▶ **Given data**:
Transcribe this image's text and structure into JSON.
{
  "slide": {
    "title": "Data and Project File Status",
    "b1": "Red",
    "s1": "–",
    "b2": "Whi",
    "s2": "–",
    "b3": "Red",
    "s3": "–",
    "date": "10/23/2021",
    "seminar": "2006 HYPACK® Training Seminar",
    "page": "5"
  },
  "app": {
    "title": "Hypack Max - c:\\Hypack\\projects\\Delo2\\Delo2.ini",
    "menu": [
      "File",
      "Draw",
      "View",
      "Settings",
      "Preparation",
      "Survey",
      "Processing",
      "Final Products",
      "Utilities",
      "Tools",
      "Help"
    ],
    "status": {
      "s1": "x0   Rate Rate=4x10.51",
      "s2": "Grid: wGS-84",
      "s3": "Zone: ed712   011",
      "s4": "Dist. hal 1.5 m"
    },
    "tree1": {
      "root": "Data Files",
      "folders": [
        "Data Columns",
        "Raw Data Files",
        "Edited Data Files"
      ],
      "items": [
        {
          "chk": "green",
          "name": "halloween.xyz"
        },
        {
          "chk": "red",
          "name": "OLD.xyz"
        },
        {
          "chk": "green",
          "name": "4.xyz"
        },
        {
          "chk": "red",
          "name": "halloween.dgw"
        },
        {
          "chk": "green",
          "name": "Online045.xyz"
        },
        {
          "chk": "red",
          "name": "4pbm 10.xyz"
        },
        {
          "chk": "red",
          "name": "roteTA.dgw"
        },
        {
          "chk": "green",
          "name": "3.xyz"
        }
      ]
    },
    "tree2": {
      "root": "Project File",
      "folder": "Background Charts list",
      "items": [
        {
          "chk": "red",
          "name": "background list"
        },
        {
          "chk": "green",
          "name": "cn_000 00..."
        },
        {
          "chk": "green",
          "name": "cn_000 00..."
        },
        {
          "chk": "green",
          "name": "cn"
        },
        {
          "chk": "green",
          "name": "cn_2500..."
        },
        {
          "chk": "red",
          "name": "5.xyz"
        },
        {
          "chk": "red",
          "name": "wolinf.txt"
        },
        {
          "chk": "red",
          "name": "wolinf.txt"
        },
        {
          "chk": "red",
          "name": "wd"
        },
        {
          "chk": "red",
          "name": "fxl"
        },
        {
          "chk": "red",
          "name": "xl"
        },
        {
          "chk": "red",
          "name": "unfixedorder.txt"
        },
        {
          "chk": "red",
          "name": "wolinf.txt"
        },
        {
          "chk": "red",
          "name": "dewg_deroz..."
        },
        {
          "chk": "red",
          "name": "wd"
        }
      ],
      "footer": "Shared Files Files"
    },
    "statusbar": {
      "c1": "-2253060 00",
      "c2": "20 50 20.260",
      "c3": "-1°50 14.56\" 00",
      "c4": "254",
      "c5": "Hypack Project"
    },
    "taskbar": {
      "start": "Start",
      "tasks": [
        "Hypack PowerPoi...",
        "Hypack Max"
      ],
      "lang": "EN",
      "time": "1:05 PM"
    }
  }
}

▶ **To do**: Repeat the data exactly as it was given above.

▶ **Exercise answer**:
Transcribe this image's text and structure into JSON.
{
  "slide": {
    "title": "Data and Project File Status",
    "b1": "Red",
    "s1": "–",
    "b2": "Whi",
    "s2": "–",
    "b3": "Red",
    "s3": "–",
    "date": "10/23/2021",
    "seminar": "2006 HYPACK® Training Seminar",
    "page": "5"
  },
  "app": {
    "title": "Hypack Max - c:\\Hypack\\projects\\Delo2\\Delo2.ini",
    "menu": [
      "File",
      "Draw",
      "View",
      "Settings",
      "Preparation",
      "Survey",
      "Processing",
      "Final Products",
      "Utilities",
      "Tools",
      "Help"
    ],
    "status": {
      "s1": "x0   Rate Rate=4x10.51",
      "s2": "Grid: wGS-84",
      "s3": "Zone: ed712   011",
      "s4": "Dist. hal 1.5 m"
    },
    "tree1": {
      "root": "Data Files",
      "folders": [
        "Data Columns",
        "Raw Data Files",
        "Edited Data Files"
      ],
      "items": [
        {
          "chk": "green",
          "name": "halloween.xyz"
        },
        {
          "chk": "red",
          "name": "OLD.xyz"
        },
        {
          "chk": "green",
          "name": "4.xyz"
        },
        {
          "chk": "red",
          "name": "halloween.dgw"
        },
        {
          "chk": "green",
          "name": "Online045.xyz"
        },
        {
          "chk": "red",
          "name": "4pbm 10.xyz"
        },
        {
          "chk": "red",
          "name": "roteTA.dgw"
        },
        {
          "chk": "green",
          "name": "3.xyz"
        }
      ]
    },
    "tree2": {
      "root": "Project File",
      "folder": "Background Charts list",
      "items": [
        {
          "chk": "red",
          "name": "background list"
        },
        {
          "chk": "green",
          "name": "cn_000 00..."
        },
        {
          "chk": "green",
          "name": "cn_000 00..."
        },
        {
          "chk": "green",
          "name": "cn"
        },
        {
          "chk": "green",
          "name": "cn_2500..."
        },
        {
          "chk": "red",
          "name": "5.xyz"
        },
        {
          "chk": "red",
          "name": "wolinf.txt"
        },
        {
          "chk": "red",
          "name": "wolinf.txt"
        },
        {
          "chk": "red",
          "name": "wd"
        },
        {
          "chk": "red",
          "name": "fxl"
        },
        {
          "chk": "red",
          "name": "xl"
        },
        {
          "chk": "red",
          "name": "unfixedorder.txt"
        },
        {
          "chk": "red",
          "name": "wolinf.txt"
        },
        {
          "chk": "red",
          "name": "dewg_deroz..."
        },
        {
          "chk": "red",
          "name": "wd"
        }
      ],
      "footer": "Shared Files Files"
    },
    "statusbar": {
      "c1": "-2253060 00",
      "c2": "20 50 20.260",
      "c3": "-1°50 14.56\" 00",
      "c4": "254",
      "c5": "Hypack Project"
    },
    "taskbar": {
      "start": "Start",
      "tasks": [
        "Hypack PowerPoi...",
        "Hypack Max"
      ],
      "lang": "EN",
      "time": "1:05 PM"
    }
  }
}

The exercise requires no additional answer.